  15. Roll, I., Aleven, V., McLaren, B. M., & Koedinger, K. R. (2011). Improving students help-seeking skills using metacognitive feedback in an intelligent tutoring system. Learning and Instruction, 21(2), 267–280.Google Scholar
  16. Soller, A., Martínez, A., Jermann, P., & Muehlenbrock, M. (2005). From mirroring to guiding: a review of state of the art technology for supporting collaborative learning. International Journal of Artificial Intelligence in Education, 15(4), 261–290.Google Scholar
  17. Van den Bossche, P., Gijselaers, W. H., Segers, M., & Kirschner, P. A. (2006). Social and cognitive factors driving teamwork in collaborative learning environments: team learning beliefs and behaviours. Small Group Research, 37, 490–521.CrossRefGoogle Scholar
  18. Walker, E., Rummel, N., & Koedinger, K. (2009a). Beyond explicit feedback: new directions in adaptive collaborative learning support. In C. O’Malley, D. Suthers, P. Reimann, & A. Dimitracopoulou (Eds.), Computer supported collaborative learning practices- CSCL 2009 conference proceedings, Vol 1 (pp. 552–556). International Society of the Learning Sciences, Inc.Google Scholar
  19. Walker, E., Rummel, N., & Koedinger, K. (2009b). CTRL: a research framework for providing adaptive collaborative learning support. User Modeling and User-Adapted Interaction: The Journal of Personalization Research (UMUAI), 19(5), 387–431.CrossRefGoogle Scholar
  20. Walker, E., Rummel, N., & Koedinger, K. (2014). Adaptive intelligent support to improve peer tutoring in algebra. International Journal of Artificial Intelligence in Education, 24(1), 33–61. doi: 10.1007/s40593-013-0001-9.CrossRefGoogle Scholar
  21. Wecker, C., & Fischer, F. (2007). Fading scripts in computer-supported collaborative learning: the role of distributed monitoring. In C. Chinn, G. Erkens, & S. Puntambekar (Eds.), Mice, minds, and society. Proceedings of the CSCL 2007. Computer supported collaborative learning (pp. 764–772). International Society of the Learning Sciences: Rutgers, The State University of New Jersey, New Brunswick, NJ.Google Scholar
  22. Wecker, C., & Fischer, F. (2011). From guided to self-regulated performance of domain-general skills: the role of peer monitoring during the fading of instructional scripts. Learning and Instruction, 21(6), 746–756.CrossRefGoogle Scholar

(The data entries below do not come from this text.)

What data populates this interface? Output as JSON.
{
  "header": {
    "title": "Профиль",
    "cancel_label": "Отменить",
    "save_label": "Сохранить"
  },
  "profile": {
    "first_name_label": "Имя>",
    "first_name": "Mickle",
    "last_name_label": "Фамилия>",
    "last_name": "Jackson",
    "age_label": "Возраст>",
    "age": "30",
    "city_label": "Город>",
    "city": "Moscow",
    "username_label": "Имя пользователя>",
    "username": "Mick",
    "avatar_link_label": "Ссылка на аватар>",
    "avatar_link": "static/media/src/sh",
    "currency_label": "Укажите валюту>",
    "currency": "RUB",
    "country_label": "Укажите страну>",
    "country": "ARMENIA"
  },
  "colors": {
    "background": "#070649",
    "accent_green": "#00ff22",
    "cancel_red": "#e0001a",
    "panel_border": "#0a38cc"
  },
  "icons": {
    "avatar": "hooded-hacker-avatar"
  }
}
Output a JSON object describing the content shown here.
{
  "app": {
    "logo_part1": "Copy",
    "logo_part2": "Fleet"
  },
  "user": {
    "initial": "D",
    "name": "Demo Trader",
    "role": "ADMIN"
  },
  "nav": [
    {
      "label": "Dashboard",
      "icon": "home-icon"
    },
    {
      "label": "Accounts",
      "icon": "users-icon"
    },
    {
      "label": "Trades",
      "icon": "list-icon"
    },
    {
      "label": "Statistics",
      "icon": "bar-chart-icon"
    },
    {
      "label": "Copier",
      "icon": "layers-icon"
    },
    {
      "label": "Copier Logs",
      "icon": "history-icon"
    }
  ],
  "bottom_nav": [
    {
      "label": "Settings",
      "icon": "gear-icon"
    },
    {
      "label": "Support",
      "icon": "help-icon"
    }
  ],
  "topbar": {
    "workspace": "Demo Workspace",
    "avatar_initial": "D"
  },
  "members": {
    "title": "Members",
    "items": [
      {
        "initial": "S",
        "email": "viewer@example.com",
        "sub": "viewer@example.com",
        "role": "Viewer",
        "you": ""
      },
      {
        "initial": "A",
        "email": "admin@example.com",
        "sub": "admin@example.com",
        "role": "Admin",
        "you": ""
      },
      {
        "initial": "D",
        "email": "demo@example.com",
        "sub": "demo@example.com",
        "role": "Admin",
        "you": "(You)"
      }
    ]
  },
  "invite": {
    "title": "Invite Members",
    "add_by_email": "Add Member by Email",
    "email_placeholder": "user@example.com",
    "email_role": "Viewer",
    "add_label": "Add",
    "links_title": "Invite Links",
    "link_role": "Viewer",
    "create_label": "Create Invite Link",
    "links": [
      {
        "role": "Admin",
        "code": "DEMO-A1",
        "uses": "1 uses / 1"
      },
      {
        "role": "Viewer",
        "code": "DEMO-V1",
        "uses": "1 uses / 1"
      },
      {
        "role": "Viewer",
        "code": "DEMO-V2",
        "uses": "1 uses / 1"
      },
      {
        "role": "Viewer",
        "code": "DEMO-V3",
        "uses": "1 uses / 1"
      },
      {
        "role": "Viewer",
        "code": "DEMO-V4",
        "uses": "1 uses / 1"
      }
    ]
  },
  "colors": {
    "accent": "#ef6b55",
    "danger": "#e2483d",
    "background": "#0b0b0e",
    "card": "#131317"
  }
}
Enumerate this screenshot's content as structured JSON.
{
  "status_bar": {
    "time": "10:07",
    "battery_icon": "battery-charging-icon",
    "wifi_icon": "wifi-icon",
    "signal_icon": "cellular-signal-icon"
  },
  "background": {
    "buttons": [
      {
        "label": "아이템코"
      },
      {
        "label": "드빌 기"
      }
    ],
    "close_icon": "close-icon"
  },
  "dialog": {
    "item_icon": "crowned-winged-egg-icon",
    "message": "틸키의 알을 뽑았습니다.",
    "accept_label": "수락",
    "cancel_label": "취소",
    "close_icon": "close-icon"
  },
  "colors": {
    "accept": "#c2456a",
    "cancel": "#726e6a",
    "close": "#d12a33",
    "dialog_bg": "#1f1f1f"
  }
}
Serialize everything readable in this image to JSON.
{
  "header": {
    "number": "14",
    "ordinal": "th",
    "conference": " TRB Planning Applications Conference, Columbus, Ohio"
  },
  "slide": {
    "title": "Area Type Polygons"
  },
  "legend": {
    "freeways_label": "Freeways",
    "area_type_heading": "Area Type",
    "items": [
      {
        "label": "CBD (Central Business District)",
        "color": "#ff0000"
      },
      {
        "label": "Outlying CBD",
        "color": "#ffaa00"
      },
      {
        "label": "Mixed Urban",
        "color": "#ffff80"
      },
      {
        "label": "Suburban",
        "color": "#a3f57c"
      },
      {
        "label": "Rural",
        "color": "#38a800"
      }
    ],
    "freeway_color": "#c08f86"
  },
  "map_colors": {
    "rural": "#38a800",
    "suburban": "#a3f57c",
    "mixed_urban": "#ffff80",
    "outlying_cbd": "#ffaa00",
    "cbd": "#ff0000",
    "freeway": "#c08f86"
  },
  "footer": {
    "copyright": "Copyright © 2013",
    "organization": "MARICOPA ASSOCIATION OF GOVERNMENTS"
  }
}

Copyright information

© International Artificial Intelligence in Education Society 2016

Authors and Affiliations

  1. 1.Institute of Educational ResearchRuhr-Universität BochumBochumGermany
  2. 2.Human-Computer Interaction InstituteCarnegie Mellon UniversityPittsburghUSA
  3. 3.School of Computing, Informatics, and Decision Systems EngineeringArizona State UniversityTempeUSA

Personalised recommendations